Believe it or not, farming animals leaves a huge carbon footprint. Animals emit a huge amount of methane gas, especially cows. Yes, you read right, the “gas emissions” of cows are one of the biggest causes of global warming. Because of the demand for meat, forests are also being cut down to make farmlands. And it takes a lot of water to raise animals and keep them hydrated.

I went vegan for a blend of reasons, but I can’t say enough about the health benefits, both documented and researched benefits as well as the general way in which I feel better. The health benefits of a healthy plant-based diet can’t be denied. There are plenty of instances of plant-based diets reversing illnesses and chronic disease, and the Atlantic captured many of these instances in a 2012 story.

Want to know more about the health benefits of going vegan or vegetarian? Read more here.


Ways to Take a First Step

Not ready to take the plunge? A lot of people want to eat less meat and consume fewer animal products. But the idea of going cold turkey (no pun intended) is a little frightening. So, instead, take a first step.

Try a few meat-free days a week, and start replacing meat-heavy meals with vegan or vegetarian alternatives. And, as mentioned, hit up for recipe ideas. You can even start with one vegan lunch a week — and I think you’ll love the food and be surprised at how little you miss meat.

Here’s a look at a couple of first-step style diets you might try before going full vegan or vegetarian:

  • Flexitarians: This is basically when you eat a mostly plant-based diet, but you will eat meat in some instances, like perhaps a special occasion or some sort or when it would be incredibly inconvenient or rude not to eat meat.
  • Chegans: This is like being a flexitarian but for those interested in the vegan lifestyle. A chegan would eat a mostly plant-based diet, as well as shop for vegan good whenever possible — like the shoes or purse mentioned above.

Hey, I know what pure vegetarians and vegans are thinking: Flexitarians and chegans are stains on the movement. And I understand that. But, for the sake of full disclosure, I wanted to share what some people do in order to get used to the idea of drastically changing how they eat. Who knows? A few months as a flexitarian or chegan may lead to full vegetarianism or veganism in the future.


Final Thoughts on the Difference Between Vegan and Vegetarian

Whew! That’s a lot of info. But, now you’ll never have to worry when you find yourself in conversation with a vegan or vegetarian. You know how they choose to live, and you understand the many reasons why they may have chosen their diet or lifestyle.

Believe me when I say: I once thought these diets and lifestyles were a little “out there,” something for free spirits and activists. But, when you get into it, these diets and lifestyles are incredibly practical and highly beneficial.

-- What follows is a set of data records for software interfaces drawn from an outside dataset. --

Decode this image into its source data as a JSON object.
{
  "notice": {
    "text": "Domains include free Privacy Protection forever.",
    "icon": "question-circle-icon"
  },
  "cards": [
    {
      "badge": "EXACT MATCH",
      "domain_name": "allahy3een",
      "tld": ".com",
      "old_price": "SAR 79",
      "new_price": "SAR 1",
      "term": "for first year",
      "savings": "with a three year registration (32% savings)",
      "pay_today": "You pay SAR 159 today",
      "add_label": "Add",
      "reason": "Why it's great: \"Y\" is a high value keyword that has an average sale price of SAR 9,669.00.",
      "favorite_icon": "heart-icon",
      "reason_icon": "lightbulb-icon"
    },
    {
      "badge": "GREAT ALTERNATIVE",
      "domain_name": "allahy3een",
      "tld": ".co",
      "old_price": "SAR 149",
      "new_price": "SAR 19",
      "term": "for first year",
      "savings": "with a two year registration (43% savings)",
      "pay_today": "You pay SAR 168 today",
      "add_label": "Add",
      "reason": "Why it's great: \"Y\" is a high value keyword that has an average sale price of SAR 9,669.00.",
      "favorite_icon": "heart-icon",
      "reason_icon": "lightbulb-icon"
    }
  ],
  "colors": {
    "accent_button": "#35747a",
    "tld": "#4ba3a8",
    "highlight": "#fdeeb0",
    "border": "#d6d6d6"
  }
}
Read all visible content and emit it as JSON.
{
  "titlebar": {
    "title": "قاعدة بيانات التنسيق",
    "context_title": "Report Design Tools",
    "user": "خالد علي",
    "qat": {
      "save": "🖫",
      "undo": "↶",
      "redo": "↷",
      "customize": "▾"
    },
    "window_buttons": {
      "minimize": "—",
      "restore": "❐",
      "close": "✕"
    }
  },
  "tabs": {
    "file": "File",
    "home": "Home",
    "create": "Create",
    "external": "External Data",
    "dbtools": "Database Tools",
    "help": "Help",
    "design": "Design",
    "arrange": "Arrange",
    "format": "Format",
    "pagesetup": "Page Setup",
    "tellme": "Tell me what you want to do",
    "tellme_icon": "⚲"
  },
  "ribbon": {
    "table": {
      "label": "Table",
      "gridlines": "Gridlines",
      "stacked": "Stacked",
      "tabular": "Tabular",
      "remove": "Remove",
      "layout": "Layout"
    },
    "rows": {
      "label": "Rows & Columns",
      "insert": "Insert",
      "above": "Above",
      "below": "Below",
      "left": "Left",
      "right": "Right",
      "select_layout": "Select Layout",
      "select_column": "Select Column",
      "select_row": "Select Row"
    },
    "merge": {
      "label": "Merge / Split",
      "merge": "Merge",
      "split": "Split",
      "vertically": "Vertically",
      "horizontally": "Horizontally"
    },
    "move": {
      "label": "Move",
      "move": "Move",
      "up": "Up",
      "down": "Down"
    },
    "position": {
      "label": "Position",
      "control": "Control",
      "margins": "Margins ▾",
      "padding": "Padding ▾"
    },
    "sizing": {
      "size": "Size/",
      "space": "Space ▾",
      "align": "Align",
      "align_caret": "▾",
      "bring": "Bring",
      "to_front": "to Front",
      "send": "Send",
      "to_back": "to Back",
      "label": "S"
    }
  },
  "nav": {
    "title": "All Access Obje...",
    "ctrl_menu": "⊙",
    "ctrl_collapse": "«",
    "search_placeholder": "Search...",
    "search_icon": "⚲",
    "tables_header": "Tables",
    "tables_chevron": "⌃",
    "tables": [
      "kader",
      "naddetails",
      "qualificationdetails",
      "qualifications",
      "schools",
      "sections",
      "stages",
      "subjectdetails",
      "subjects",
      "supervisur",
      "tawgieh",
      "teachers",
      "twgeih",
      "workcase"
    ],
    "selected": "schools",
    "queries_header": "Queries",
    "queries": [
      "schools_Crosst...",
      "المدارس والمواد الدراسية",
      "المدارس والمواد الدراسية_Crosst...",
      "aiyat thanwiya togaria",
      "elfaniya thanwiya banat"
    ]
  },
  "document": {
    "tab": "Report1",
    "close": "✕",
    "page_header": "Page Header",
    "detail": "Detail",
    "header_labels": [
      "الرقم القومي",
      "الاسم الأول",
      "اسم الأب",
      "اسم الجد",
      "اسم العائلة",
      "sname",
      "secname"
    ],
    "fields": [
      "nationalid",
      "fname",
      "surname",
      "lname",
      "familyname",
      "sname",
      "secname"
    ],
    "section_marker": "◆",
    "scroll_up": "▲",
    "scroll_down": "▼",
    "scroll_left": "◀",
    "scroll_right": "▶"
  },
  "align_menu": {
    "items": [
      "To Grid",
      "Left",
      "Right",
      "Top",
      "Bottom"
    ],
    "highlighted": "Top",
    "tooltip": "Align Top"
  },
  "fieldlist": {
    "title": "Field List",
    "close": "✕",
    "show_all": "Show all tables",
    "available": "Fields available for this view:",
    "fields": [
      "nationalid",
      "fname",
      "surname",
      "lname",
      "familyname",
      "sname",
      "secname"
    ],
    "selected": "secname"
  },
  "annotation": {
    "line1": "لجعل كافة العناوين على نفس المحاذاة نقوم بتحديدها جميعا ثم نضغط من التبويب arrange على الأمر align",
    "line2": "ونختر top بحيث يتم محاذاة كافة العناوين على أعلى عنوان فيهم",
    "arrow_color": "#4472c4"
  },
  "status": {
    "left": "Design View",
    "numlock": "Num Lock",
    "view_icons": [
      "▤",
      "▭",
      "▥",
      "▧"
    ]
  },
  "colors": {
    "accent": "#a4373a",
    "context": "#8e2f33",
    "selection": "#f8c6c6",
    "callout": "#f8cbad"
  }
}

Are you living the vegan or vegetarian lifestyles? Have you considered them? Let us know in the comments section below, or you can always send a direct message using our contact form.